NACO, a company of Royal HaskoningDHV, together with Foster + Partners and FR-EE (Fernando Romero Enterprise), has designed what is set to be the world's most sustainable airport.
© Foster & Partners
Mexico City's new International Airport will be one of the world's largest airports and revolutionises airport design. A single terminal capable of handling 120 million annual passengers is enclosed within an innovative continuous lightweight gridshell.

Spanning in excess of 100 metres, its design was inspired by Mexican architecture and symbolism and was created to evoke a feeling of flight. Architect Fernando Romero said the airport will honour the Mexican flag's coat of arms, which is a reference to Tenochtitlan, the pre-Columbian city on which the capital is built.

The single building uses less materials and energy than a series of terminals, is easy to navigate, and takes into account predicted passenger number increases to 2028.

The airport will help catalyse long-term local regeneration, increasing in size and expanding to six runways by 2062. It is seen as a showcase for Mexican innovation and will be built by Mexican contractors and engineers using state-of-the-art design principles to reach new levels of energy efficiency and LEED Platinum status.

The concept is more than design showmanship however. It was created in response to Mexico City's challenging soil conditions and can be constructed without the need for scaffolding.
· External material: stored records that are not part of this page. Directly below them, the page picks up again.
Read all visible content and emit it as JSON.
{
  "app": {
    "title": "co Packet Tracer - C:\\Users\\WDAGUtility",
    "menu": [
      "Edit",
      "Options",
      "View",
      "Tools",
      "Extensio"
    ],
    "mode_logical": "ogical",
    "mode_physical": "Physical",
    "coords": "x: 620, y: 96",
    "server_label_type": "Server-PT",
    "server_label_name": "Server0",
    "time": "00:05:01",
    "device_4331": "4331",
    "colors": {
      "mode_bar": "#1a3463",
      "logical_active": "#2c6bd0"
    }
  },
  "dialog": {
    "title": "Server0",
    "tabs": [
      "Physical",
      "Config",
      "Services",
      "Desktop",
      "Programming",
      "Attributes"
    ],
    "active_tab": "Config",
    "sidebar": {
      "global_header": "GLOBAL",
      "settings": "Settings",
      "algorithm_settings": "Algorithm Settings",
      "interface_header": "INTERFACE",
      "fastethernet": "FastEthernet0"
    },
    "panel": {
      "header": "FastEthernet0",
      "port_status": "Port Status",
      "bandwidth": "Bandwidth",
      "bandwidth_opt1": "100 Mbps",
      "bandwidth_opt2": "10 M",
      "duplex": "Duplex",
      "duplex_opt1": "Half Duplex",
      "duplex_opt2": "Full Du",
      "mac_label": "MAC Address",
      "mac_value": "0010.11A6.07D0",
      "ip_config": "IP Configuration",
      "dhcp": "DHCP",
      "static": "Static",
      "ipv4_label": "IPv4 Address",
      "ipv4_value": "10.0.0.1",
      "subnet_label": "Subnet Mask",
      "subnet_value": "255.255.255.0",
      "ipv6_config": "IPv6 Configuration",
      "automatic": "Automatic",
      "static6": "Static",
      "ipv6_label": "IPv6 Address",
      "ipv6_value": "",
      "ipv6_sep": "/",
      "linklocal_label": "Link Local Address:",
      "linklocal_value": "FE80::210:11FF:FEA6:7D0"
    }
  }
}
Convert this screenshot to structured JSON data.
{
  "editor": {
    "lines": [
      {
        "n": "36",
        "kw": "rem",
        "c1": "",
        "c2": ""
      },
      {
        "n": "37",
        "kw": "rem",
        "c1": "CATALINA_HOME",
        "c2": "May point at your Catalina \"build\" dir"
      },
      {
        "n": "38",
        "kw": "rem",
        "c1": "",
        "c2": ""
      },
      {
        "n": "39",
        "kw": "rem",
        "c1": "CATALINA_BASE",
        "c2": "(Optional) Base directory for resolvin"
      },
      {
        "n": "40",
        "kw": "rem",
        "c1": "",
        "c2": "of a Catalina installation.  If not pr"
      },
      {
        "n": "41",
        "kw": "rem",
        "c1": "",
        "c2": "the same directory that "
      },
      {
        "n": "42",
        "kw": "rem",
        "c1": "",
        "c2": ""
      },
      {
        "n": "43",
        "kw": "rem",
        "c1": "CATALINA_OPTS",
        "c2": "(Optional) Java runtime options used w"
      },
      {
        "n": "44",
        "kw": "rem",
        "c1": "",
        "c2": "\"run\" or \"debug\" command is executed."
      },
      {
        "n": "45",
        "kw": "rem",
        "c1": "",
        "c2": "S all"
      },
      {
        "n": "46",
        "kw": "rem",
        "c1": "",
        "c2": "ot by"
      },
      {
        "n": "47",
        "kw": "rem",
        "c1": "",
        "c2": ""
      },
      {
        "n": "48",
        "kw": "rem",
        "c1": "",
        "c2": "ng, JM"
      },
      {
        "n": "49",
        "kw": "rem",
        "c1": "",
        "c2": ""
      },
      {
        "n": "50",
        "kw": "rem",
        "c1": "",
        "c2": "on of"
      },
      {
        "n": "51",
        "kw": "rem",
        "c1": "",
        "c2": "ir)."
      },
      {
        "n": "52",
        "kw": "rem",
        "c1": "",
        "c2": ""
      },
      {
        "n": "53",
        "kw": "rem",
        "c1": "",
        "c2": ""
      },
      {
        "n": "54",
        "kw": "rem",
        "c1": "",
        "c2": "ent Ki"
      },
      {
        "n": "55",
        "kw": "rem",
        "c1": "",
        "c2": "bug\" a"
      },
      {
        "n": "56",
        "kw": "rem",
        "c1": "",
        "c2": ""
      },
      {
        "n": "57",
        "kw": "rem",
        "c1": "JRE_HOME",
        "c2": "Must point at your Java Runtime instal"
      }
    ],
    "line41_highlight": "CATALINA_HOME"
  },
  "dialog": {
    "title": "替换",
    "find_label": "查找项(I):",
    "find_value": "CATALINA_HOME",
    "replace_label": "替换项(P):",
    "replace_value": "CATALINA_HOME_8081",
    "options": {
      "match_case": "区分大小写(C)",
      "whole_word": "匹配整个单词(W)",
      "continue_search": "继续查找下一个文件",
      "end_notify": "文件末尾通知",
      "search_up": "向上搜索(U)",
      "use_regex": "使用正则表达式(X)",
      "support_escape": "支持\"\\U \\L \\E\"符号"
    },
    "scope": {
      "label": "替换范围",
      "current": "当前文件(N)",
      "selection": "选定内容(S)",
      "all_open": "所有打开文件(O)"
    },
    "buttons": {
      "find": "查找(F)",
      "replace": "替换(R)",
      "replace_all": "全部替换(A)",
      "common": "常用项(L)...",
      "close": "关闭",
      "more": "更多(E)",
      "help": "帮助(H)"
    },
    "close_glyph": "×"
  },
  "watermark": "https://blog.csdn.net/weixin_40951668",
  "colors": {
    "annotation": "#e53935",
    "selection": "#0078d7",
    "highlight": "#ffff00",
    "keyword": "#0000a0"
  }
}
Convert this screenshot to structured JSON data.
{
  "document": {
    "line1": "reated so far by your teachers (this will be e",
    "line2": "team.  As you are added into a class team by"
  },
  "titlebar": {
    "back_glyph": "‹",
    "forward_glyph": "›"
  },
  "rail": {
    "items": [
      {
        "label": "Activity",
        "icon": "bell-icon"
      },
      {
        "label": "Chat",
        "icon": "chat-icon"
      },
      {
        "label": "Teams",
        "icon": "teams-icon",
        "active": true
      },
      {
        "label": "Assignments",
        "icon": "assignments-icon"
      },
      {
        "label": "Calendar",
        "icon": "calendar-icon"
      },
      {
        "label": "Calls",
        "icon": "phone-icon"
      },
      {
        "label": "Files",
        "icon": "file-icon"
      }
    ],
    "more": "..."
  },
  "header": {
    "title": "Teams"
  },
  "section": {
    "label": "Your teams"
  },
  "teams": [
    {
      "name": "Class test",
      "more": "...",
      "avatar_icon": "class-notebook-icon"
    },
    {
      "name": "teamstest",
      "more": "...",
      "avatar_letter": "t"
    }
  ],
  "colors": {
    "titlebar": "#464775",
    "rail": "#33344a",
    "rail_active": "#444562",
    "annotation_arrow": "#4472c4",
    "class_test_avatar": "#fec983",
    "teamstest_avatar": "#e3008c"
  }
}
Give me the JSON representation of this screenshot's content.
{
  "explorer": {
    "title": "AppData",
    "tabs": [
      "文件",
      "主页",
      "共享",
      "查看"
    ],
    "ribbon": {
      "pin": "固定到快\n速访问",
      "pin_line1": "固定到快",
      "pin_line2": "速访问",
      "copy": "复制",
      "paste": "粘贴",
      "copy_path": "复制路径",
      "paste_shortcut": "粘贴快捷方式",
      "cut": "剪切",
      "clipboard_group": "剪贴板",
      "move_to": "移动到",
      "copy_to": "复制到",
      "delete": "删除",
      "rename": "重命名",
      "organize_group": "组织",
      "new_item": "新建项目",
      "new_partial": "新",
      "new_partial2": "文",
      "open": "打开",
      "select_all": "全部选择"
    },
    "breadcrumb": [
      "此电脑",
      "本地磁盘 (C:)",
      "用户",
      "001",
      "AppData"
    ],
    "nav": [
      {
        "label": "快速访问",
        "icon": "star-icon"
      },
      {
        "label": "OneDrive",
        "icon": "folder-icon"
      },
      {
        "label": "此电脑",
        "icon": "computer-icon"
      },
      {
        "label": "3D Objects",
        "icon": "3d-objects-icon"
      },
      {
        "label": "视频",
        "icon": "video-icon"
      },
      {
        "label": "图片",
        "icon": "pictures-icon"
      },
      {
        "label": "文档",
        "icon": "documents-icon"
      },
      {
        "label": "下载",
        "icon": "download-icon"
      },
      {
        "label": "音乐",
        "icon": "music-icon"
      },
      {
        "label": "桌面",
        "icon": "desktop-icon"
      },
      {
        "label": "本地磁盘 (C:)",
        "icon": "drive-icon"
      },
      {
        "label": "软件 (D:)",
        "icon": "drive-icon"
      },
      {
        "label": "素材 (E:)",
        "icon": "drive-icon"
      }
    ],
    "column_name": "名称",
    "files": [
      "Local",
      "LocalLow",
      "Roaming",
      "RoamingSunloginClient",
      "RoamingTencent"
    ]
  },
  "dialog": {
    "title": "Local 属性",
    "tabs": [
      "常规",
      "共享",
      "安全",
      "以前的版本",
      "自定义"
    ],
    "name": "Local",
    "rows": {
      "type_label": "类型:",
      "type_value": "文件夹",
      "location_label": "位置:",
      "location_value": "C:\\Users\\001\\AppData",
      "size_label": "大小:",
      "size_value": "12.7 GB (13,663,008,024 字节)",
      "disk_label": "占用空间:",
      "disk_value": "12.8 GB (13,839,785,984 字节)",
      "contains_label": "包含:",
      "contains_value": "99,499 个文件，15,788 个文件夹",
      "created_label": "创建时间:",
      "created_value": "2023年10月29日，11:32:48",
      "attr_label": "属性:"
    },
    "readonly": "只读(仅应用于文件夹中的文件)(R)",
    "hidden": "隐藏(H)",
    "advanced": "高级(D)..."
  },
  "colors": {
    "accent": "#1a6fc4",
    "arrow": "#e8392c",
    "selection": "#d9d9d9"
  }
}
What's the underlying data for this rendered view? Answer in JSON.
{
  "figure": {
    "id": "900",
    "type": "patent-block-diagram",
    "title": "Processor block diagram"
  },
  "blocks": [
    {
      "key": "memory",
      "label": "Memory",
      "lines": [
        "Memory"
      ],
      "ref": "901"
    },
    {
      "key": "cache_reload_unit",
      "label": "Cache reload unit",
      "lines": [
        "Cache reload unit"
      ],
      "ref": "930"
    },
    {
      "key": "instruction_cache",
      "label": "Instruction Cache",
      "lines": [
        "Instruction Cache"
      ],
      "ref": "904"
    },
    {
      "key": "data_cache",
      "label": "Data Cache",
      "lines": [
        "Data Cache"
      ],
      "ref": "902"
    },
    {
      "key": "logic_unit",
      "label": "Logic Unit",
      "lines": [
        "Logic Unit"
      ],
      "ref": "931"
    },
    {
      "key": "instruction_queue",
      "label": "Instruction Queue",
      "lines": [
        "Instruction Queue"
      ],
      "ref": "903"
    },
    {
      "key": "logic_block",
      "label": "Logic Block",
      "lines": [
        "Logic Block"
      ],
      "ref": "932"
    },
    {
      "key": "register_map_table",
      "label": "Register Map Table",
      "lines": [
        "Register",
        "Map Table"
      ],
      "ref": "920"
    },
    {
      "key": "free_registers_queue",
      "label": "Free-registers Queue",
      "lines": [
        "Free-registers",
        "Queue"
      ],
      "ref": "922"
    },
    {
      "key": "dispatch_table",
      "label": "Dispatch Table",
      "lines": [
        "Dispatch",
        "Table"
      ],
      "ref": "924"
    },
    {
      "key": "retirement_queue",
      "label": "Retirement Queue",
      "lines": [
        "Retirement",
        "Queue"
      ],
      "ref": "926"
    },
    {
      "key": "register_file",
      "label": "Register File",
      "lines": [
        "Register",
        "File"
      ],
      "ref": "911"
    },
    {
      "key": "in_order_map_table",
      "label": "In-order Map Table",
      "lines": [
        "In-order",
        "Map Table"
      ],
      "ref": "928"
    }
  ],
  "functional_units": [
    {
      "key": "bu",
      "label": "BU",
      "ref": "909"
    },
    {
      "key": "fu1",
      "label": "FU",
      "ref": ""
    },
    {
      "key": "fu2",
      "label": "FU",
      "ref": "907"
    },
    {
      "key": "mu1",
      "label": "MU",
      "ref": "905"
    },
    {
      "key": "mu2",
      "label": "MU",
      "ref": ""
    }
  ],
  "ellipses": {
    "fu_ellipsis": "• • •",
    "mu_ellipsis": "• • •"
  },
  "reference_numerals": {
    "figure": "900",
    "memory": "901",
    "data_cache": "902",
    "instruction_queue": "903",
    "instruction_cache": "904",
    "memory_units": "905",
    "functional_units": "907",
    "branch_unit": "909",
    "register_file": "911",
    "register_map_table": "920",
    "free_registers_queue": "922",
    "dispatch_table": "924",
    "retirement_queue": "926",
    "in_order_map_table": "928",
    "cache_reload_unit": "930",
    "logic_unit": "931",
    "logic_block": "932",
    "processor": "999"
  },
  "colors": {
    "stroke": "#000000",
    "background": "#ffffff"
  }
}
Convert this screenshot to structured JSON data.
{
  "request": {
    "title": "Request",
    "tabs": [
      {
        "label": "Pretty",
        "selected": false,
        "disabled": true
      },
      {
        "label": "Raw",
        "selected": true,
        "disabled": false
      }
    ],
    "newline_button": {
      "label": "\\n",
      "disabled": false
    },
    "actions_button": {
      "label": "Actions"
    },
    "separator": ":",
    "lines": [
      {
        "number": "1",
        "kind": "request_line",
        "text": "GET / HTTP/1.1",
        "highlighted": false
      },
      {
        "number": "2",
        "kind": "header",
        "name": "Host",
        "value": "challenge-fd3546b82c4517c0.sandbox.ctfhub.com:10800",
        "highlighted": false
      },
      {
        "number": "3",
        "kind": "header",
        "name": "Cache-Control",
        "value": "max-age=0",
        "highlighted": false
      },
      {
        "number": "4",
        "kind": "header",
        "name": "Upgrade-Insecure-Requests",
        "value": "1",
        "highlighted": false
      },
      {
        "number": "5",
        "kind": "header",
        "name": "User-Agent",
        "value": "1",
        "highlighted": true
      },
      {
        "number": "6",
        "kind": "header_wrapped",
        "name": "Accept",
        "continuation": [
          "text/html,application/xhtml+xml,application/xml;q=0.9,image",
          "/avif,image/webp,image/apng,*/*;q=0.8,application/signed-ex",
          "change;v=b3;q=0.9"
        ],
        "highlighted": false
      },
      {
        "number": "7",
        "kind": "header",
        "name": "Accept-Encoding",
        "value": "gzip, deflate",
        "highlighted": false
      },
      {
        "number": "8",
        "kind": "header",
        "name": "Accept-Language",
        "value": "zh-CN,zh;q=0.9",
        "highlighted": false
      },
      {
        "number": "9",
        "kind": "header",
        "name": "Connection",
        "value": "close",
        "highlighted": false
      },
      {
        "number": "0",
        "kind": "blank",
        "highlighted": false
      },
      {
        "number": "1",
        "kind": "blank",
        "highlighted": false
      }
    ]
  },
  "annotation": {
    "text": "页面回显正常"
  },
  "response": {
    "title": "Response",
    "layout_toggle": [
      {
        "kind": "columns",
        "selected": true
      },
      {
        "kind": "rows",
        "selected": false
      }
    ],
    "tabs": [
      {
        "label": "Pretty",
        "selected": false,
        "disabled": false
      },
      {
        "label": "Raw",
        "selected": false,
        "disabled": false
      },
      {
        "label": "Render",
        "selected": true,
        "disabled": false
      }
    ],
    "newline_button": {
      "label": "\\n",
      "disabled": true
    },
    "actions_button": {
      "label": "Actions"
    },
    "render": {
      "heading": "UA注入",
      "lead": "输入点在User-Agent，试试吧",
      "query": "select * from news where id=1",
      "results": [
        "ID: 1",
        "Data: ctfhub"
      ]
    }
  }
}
The roof enclosure system lets in natural light and air, collects rainwater, and will provide views of planes circling above. It will incorporate large areas of translucent and opaque panels, daylight reflectors and building-integrated photovoltaic panels aimed at providing shade and thermal insulation. In total, the airport's solar power systems will generate 50 megawatts of peak power, enough to supply a large portion of its energy needs.

The design has been well-received by the industry, media and locals, with some calling it 'intelligent', 'responsive', and 'beautiful'. Mexico's Communications and Transportation Department Secretary Gerardo Ruiz said, "It will be a modern, on the vanguard (project) that will have a great dose of Mexican symbolism and that without a doubt will be a reference around the world and a great door into Mexico."